• WORK REQUIRED: Give all of the listing again word for word, with images excluded.

• DATASET CONTENT:

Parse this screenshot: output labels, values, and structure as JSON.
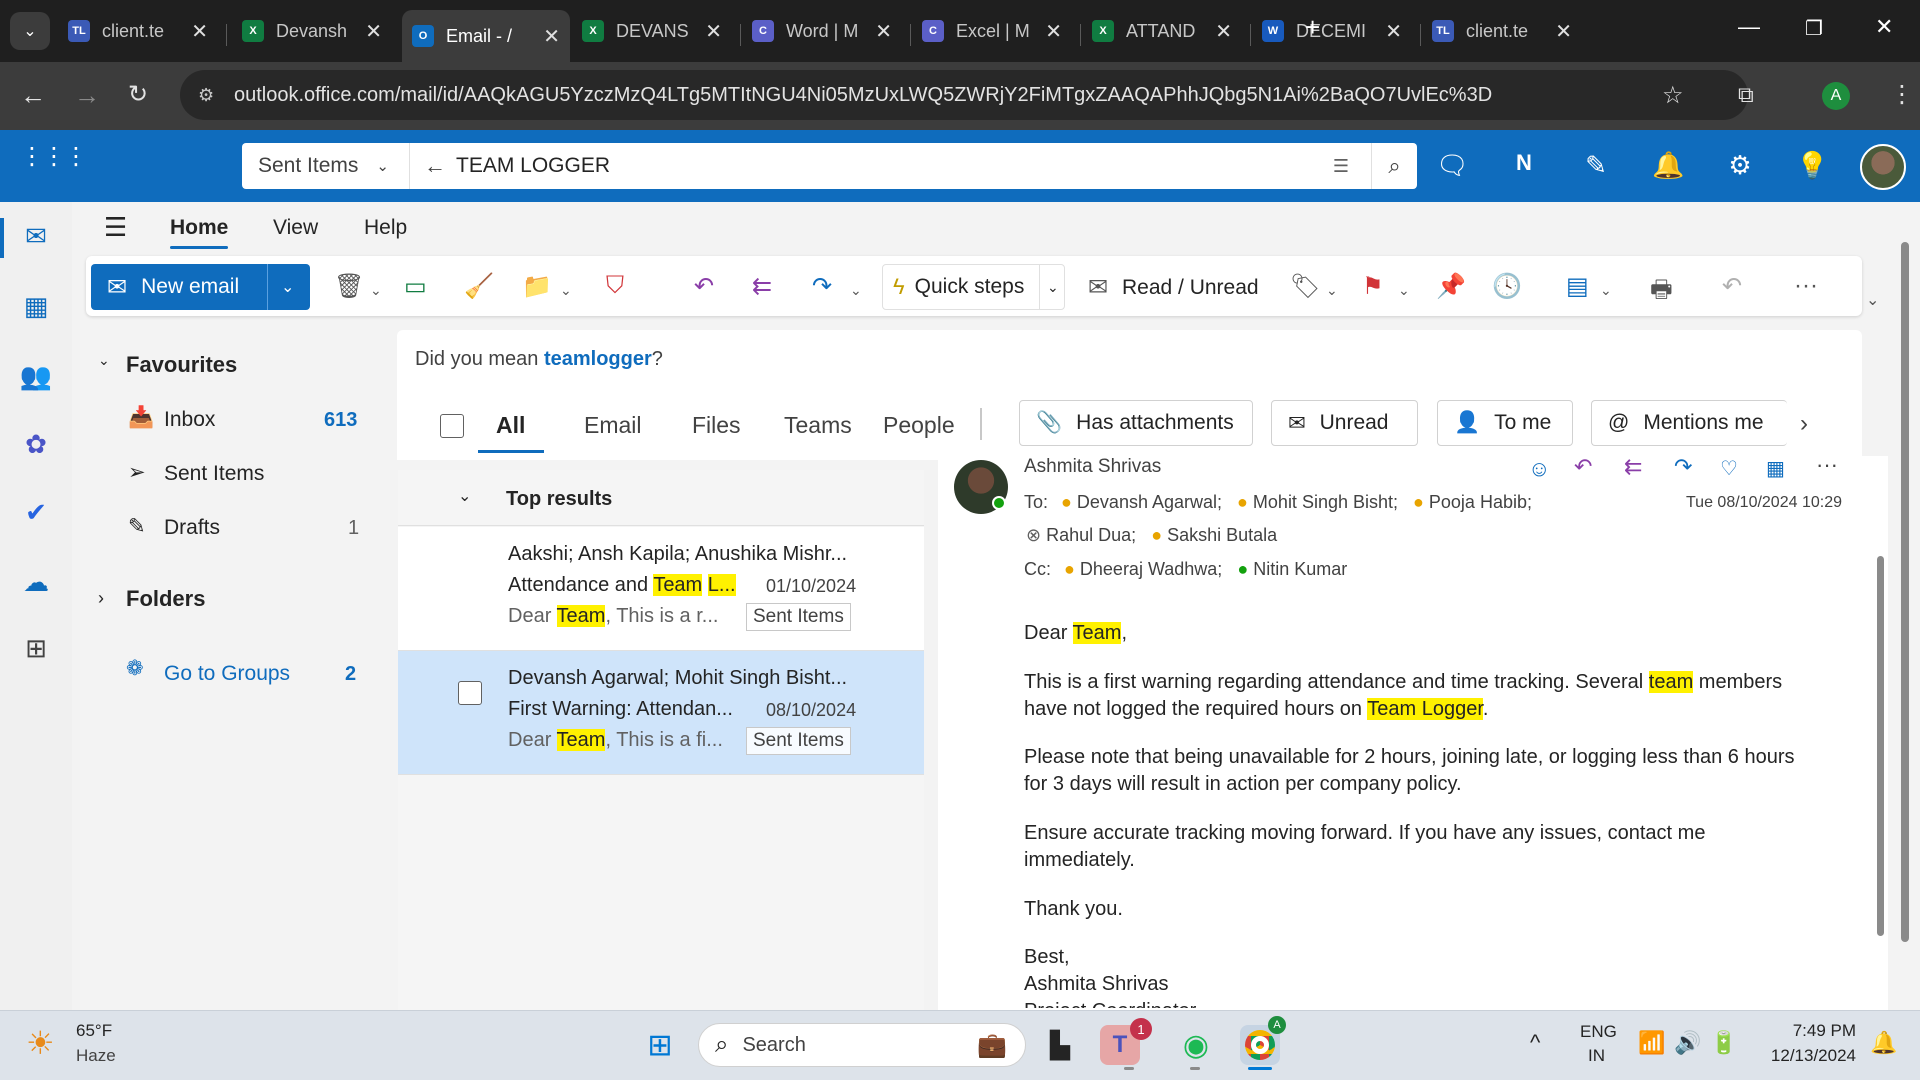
{
  "browser": {
    "tabs": [
      {
        "icon": "TL",
        "icon_color": "#3b5ab6",
        "title": "client.te"
      },
      {
        "icon": "X",
        "icon_color": "#107c41",
        "title": "Devansh"
      },
      {
        "icon": "O",
        "icon_color": "#0f6cbd",
        "title": "Email - /"
      },
      {
        "icon": "X",
        "icon_color": "#107c41",
        "title": "DEVANS"
      },
      {
        "icon": "C",
        "icon_color": "#5b5fc7",
        "title": "Word | M"
      },
      {
        "icon": "C",
        "icon_color": "#5b5fc7",
        "title": "Excel | M"
      },
      {
        "icon": "X",
        "icon_color": "#107c41",
        "title": "ATTAND"
      },
      {
        "icon": "W",
        "icon_color": "#185abd",
        "title": "DECEMI"
      },
      {
        "icon": "TL",
        "icon_color": "#3b5ab6",
        "title": "client.te"
      }
    ],
    "url": "outlook.office.com/mail/id/AAQkAGU5YzczMzQ4LTg5MTItNGU4Ni05MzUxLWQ5ZWRjY2FiMTgxZAAQAPhhJQbg5N1Ai%2BaQO7UvlEc%3D",
    "profile_initial": "A"
  },
  "outlook": {
    "search_scope": "Sent Items",
    "search_query": "TEAM LOGGER",
    "menu": [
      "Home",
      "View",
      "Help"
    ],
    "ribbon": {
      "new_email": "New email",
      "quick_steps": "Quick steps",
      "read_unread": "Read / Unread"
    },
    "folders": {
      "favourites": "Favourites",
      "inbox": "Inbox",
      "inbox_count": "613",
      "sent": "Sent Items",
      "drafts": "Drafts",
      "drafts_count": "1",
      "folders": "Folders",
      "groups": "Go to Groups",
      "groups_count": "2"
    },
    "did_you_mean_prefix": "Did you mean ",
    "did_you_mean_term": "teamlogger",
    "did_you_mean_suffix": "?",
    "tabs": [
      "All",
      "Email",
      "Files",
      "Teams",
      "People"
    ],
    "filters": [
      "Has attachments",
      "Unread",
      "To me",
      "Mentions me"
    ],
    "top_results": "Top results",
    "results": [
      {
        "from": "Aakshi; Ansh Kapila; Anushika Mishr...",
        "subject_pre": "Attendance and ",
        "subject_hl1": "Team",
        "subject_sp": " ",
        "subject_hl2": "L...",
        "date": "01/10/2024",
        "preview_pre": "Dear ",
        "preview_hl": "Team",
        "preview_post": ", This is a r...",
        "folder": "Sent Items"
      },
      {
        "from": "Devansh Agarwal; Mohit Singh Bisht...",
        "subject": "First Warning: Attendan...",
        "date": "08/10/2024",
        "preview_pre": "Dear ",
        "preview_hl": "Team",
        "preview_post": ", This is a fi...",
        "folder": "Sent Items"
      }
    ],
    "email": {
      "sender": "Ashmita Shrivas",
      "to_label": "To:",
      "to": [
        "Devansh Agarwal;",
        "Mohit Singh Bisht;",
        "Pooja Habib;",
        "Rahul Dua;",
        "Sakshi Butala"
      ],
      "cc_label": "Cc:",
      "cc": [
        "Dheeraj Wadhwa;",
        "Nitin Kumar"
      ],
      "date": "Tue 08/10/2024 10:29",
      "greeting_pre": "Dear ",
      "greeting_hl": "Team",
      "greeting_post": ",",
      "p1_a": "This is a first warning regarding attendance and time tracking. Several ",
      "p1_hl": "team",
      "p1_b": " members",
      "p1_line2_pre": "have not logged the required hours on ",
      "p1_hl2": "Team",
      "p1_sp": " ",
      "p1_hl3": "Logger",
      "p1_end": ".",
      "p2_l1": "Please note that being unavailable for 2 hours, joining late, or logging less than 6 hours",
      "p2_l2": "for 3 days will result in action per company policy.",
      "p3_l1": "Ensure accurate tracking moving forward. If you have any issues, contact me",
      "p3_l2": "immediately.",
      "thanks": "Thank you.",
      "best": "Best,",
      "sign": "Ashmita Shrivas",
      "sign_cut": "Project Coordinator"
    }
  },
  "taskbar": {
    "weather_temp": "65°F",
    "weather_desc": "Haze",
    "search": "Search",
    "teams_badge": "1",
    "chrome_badge": "A",
    "lang1": "ENG",
    "lang2": "IN",
    "time": "7:49 PM",
    "date": "12/13/2024"
  }
}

• REPLY TO THE EXERCISE:
Parse this screenshot: output labels, values, and structure as JSON.
{
  "browser": {
    "tabs": [
      {
        "icon": "TL",
        "icon_color": "#3b5ab6",
        "title": "client.te"
      },
      {
        "icon": "X",
        "icon_color": "#107c41",
        "title": "Devansh"
      },
      {
        "icon": "O",
        "icon_color": "#0f6cbd",
        "title": "Email - /"
      },
      {
        "icon": "X",
        "icon_color": "#107c41",
        "title": "DEVANS"
      },
      {
        "icon": "C",
        "icon_color": "#5b5fc7",
        "title": "Word | M"
      },
      {
        "icon": "C",
        "icon_color": "#5b5fc7",
        "title": "Excel | M"
      },
      {
        "icon": "X",
        "icon_color": "#107c41",
        "title": "ATTAND"
      },
      {
        "icon": "W",
        "icon_color": "#185abd",
        "title": "DECEMI"
      },
      {
        "icon": "TL",
        "icon_color": "#3b5ab6",
        "title": "client.te"
      }
    ],
    "url": "outlook.office.com/mail/id/AAQkAGU5YzczMzQ4LTg5MTItNGU4Ni05MzUxLWQ5ZWRjY2FiMTgxZAAQAPhhJQbg5N1Ai%2BaQO7UvlEc%3D",
    "profile_initial": "A"
  },
  "outlook": {
    "search_scope": "Sent Items",
    "search_query": "TEAM LOGGER",
    "menu": [
      "Home",
      "View",
      "Help"
    ],
    "ribbon": {
      "new_email": "New email",
      "quick_steps": "Quick steps",
      "read_unread": "Read / Unread"
    },
    "folders": {
      "favourites": "Favourites",
      "inbox": "Inbox",
      "inbox_count": "613",
      "sent": "Sent Items",
      "drafts": "Drafts",
      "drafts_count": "1",
      "folders": "Folders",
      "groups": "Go to Groups",
      "groups_count": "2"
    },
    "did_you_mean_prefix": "Did you mean ",
    "did_you_mean_term": "teamlogger",
    "did_you_mean_suffix": "?",
    "tabs": [
      "All",
      "Email",
      "Files",
      "Teams",
      "People"
    ],
    "filters": [
      "Has attachments",
      "Unread",
      "To me",
      "Mentions me"
    ],
    "top_results": "Top results",
    "results": [
      {
        "from": "Aakshi; Ansh Kapila; Anushika Mishr...",
        "subject_pre": "Attendance and ",
        "subject_hl1": "Team",
        "subject_sp": " ",
        "subject_hl2": "L...",
        "date": "01/10/2024",
        "preview_pre": "Dear ",
        "preview_hl": "Team",
        "preview_post": ", This is a r...",
        "folder": "Sent Items"
      },
      {
        "from": "Devansh Agarwal; Mohit Singh Bisht...",
        "subject": "First Warning: Attendan...",
        "date": "08/10/2024",
        "preview_pre": "Dear ",
        "preview_hl": "Team",
        "preview_post": ", This is a fi...",
        "folder": "Sent Items"
      }
    ],
    "email": {
      "sender": "Ashmita Shrivas",
      "to_label": "To:",
      "to": [
        "Devansh Agarwal;",
        "Mohit Singh Bisht;",
        "Pooja Habib;",
        "Rahul Dua;",
        "Sakshi Butala"
      ],
      "cc_label": "Cc:",
      "cc": [
        "Dheeraj Wadhwa;",
        "Nitin Kumar"
      ],
      "date": "Tue 08/10/2024 10:29",
      "greeting_pre": "Dear ",
      "greeting_hl": "Team",
      "greeting_post": ",",
      "p1_a": "This is a first warning regarding attendance and time tracking. Several ",
      "p1_hl": "team",
      "p1_b": " members",
      "p1_line2_pre": "have not logged the required hours on ",
      "p1_hl2": "Team",
      "p1_sp": " ",
      "p1_hl3": "Logger",
      "p1_end": ".",
      "p2_l1": "Please note that being unavailable for 2 hours, joining late, or logging less than 6 hours",
      "p2_l2": "for 3 days will result in action per company policy.",
      "p3_l1": "Ensure accurate tracking moving forward. If you have any issues, contact me",
      "p3_l2": "immediately.",
      "thanks": "Thank you.",
      "best": "Best,",
      "sign": "Ashmita Shrivas",
      "sign_cut": "Project Coordinator"
    }
  },
  "taskbar": {
    "weather_temp": "65°F",
    "weather_desc": "Haze",
    "search": "Search",
    "teams_badge": "1",
    "chrome_badge": "A",
    "lang1": "ENG",
    "lang2": "IN",
    "time": "7:49 PM",
    "date": "12/13/2024"
  }
}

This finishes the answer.